A group of Conservative MPs will vote as a block against any Brexit deal based on Theresa May's Chequers plan, ministers have been warned.
Mark Francois told the BBC that he and other members of the European Research Group could not support the PM's plans as they "do not represent Brexit".
Asked how many MPs could rebel, he said it was "well north of 50".
Mr Francois said the PM would "lose" any vote and should embrace an alternative Canada-style trade plan.
Earlier on Tuesday, Labour said it was likely to oppose any deal negotiated by Theresa May as it did not meet its six tests, lessening the chances of it getting through Parliament.
Shadow Foreign Secretary Emily Thornberry told the party's conference the PM was proposing a "false choice" between a deal based on her Chequers blueprint for future co-operation - which would see the UK align closely with EU rules on trade in goods - and no deal at all.
The UK is due to leave the EU on 29 March 2019. Parliament will vote on any withdrawal deal, if it is agreed, before the end of the year or early next year.
Mr Francois suggested any deal based on Chequers had no chance of winning parliamentary approval and a looser Canada-style accord, which would not require the UK to sign up to EU rules, was what was needed.
"If it is based on Chequers then myself and my colleagues in the ERG cannot vote for Chequers because we believe it doesn't represent Brexit," the former defence minister told BBC Radio 4's World at One.
"If push really comes to shove and they try to put Chequers through the House of Commons then I and my colleagues will vote against it.
"In those circumstances the prime minister would then want to renegotiate along the lines of a free trade agreement, but far better that she pivots to that free trade agreement now before trying to take Chequers to the House of Commons and losing."
Although it is not clear how many MPs are currently affiliated to the ERG, 62 MPs signed a letter by the group in February urging the PM to revert to what they say was the vision of Brexit championed in her Lancaster House speech.
Former Brexit Secretary David Davis, who has indicated he will vote against the plans, said recently the ERG had about 30 to 40 members, with a core group of about a dozen.

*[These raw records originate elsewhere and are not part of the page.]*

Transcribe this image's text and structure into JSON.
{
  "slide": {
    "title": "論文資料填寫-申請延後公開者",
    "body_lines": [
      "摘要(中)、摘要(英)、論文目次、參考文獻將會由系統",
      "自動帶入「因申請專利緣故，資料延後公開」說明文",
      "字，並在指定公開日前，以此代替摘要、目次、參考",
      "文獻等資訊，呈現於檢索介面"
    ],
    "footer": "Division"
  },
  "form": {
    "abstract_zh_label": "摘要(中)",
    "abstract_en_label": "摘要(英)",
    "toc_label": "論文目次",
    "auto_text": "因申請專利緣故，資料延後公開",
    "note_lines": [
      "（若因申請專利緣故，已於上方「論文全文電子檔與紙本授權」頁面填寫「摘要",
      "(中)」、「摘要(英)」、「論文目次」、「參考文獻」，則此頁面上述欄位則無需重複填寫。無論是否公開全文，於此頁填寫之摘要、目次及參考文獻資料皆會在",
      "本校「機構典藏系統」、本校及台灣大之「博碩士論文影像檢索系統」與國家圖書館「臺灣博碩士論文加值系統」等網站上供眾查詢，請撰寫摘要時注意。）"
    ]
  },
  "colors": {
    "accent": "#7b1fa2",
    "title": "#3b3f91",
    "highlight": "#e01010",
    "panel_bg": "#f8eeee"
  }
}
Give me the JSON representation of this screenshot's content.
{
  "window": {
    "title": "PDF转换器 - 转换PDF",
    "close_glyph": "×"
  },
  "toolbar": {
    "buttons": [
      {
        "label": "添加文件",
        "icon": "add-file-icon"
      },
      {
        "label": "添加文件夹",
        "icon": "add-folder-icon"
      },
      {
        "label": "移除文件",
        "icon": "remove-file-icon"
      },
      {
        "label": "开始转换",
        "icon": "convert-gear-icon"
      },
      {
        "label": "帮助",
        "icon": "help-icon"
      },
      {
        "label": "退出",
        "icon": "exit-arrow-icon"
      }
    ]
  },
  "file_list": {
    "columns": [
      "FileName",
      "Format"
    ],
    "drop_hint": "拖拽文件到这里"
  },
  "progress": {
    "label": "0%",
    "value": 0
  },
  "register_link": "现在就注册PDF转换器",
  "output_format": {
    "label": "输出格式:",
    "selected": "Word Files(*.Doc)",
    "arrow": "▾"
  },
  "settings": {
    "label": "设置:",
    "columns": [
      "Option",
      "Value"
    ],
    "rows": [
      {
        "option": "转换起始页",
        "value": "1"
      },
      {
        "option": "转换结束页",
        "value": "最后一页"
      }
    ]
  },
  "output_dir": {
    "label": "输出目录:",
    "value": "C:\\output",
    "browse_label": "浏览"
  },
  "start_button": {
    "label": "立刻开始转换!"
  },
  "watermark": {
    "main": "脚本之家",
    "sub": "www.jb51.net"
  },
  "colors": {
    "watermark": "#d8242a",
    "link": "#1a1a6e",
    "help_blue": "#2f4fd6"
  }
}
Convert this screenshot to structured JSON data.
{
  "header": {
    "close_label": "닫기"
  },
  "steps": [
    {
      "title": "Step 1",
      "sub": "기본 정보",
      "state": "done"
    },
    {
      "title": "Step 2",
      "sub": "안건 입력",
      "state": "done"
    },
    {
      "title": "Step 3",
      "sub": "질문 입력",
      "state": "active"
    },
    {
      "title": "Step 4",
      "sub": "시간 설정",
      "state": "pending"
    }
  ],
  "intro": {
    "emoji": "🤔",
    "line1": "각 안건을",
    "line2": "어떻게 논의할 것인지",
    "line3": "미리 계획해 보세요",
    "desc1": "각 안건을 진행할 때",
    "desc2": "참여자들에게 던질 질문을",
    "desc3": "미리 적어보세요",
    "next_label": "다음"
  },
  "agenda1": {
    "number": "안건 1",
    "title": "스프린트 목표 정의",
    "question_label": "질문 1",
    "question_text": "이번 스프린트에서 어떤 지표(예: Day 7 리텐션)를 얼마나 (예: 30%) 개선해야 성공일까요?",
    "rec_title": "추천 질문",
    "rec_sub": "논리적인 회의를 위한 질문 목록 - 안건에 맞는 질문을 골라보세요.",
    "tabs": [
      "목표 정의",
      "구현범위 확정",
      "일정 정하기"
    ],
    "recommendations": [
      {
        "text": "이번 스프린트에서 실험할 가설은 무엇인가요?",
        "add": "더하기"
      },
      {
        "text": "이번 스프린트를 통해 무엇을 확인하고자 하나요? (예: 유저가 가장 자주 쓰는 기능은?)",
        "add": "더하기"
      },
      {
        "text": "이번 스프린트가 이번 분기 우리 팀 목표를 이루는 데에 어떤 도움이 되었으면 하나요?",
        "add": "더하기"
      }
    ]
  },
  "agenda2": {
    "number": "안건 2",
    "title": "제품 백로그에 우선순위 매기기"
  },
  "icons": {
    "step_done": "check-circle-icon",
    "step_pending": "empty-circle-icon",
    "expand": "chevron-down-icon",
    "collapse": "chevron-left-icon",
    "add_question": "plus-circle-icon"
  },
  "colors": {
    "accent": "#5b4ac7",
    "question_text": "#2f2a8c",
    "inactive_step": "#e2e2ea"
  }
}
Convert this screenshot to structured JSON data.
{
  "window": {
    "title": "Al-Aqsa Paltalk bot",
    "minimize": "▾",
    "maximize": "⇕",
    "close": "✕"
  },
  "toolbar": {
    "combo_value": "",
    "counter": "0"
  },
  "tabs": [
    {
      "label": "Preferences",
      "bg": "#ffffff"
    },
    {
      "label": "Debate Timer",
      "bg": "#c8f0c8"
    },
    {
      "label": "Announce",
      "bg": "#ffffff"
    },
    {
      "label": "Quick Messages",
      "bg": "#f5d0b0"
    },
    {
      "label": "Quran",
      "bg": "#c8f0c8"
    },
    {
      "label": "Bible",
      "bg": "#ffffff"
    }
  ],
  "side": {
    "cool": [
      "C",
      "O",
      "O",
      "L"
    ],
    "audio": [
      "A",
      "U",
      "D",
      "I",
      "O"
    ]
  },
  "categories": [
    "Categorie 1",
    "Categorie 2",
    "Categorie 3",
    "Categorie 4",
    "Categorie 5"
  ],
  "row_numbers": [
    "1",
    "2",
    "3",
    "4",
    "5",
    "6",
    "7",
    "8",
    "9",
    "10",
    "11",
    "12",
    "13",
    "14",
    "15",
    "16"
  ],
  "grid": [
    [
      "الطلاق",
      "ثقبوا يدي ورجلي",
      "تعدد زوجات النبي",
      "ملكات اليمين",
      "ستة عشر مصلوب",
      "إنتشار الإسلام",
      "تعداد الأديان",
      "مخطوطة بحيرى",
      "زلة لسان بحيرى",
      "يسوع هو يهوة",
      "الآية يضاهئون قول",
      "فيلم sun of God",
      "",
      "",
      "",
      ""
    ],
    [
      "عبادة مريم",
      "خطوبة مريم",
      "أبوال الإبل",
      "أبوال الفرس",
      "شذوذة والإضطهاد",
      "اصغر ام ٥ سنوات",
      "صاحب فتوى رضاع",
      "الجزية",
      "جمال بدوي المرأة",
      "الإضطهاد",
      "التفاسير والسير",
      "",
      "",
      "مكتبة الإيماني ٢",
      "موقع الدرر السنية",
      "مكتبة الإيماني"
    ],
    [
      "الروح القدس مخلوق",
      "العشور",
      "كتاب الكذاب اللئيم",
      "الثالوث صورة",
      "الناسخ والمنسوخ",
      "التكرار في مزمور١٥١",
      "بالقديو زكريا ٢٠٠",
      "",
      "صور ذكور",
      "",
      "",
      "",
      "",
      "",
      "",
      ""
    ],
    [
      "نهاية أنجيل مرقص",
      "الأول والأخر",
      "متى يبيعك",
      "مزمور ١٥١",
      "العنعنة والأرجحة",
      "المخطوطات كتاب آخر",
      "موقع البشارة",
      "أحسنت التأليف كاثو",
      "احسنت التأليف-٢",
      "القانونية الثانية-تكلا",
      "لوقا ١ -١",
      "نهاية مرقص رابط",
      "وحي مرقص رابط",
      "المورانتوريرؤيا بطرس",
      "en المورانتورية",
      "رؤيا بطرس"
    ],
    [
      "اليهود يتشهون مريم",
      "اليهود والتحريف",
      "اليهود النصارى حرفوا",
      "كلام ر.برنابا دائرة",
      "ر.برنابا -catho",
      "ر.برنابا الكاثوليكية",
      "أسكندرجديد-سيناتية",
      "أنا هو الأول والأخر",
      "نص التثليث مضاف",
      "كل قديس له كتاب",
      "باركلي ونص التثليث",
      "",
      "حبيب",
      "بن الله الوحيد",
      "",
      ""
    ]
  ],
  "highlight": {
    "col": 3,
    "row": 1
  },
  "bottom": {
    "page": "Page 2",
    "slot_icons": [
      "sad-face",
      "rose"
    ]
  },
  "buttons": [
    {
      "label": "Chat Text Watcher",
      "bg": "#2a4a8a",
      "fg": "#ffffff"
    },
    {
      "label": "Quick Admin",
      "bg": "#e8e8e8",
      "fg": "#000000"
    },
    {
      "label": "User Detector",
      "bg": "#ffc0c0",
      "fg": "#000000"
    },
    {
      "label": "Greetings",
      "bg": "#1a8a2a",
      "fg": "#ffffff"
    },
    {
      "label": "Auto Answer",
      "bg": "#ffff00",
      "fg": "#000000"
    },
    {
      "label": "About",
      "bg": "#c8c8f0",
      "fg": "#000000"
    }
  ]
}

No 10 insisted that ministers were united behind the PM's plan at a cabinet meeting on Tuesday.
Irish Prime Minister Leo Varadkar said there were no guarantees that any withdrawal agreement would be signed off by the UK and EU Parliaments.
"While we may assume that because something is agreed at European Council with the UK that it will go through both parliaments, we shouldn't actually assume it," he told the Irish Parliament.
"We're just going to have to manage that and see how it develops."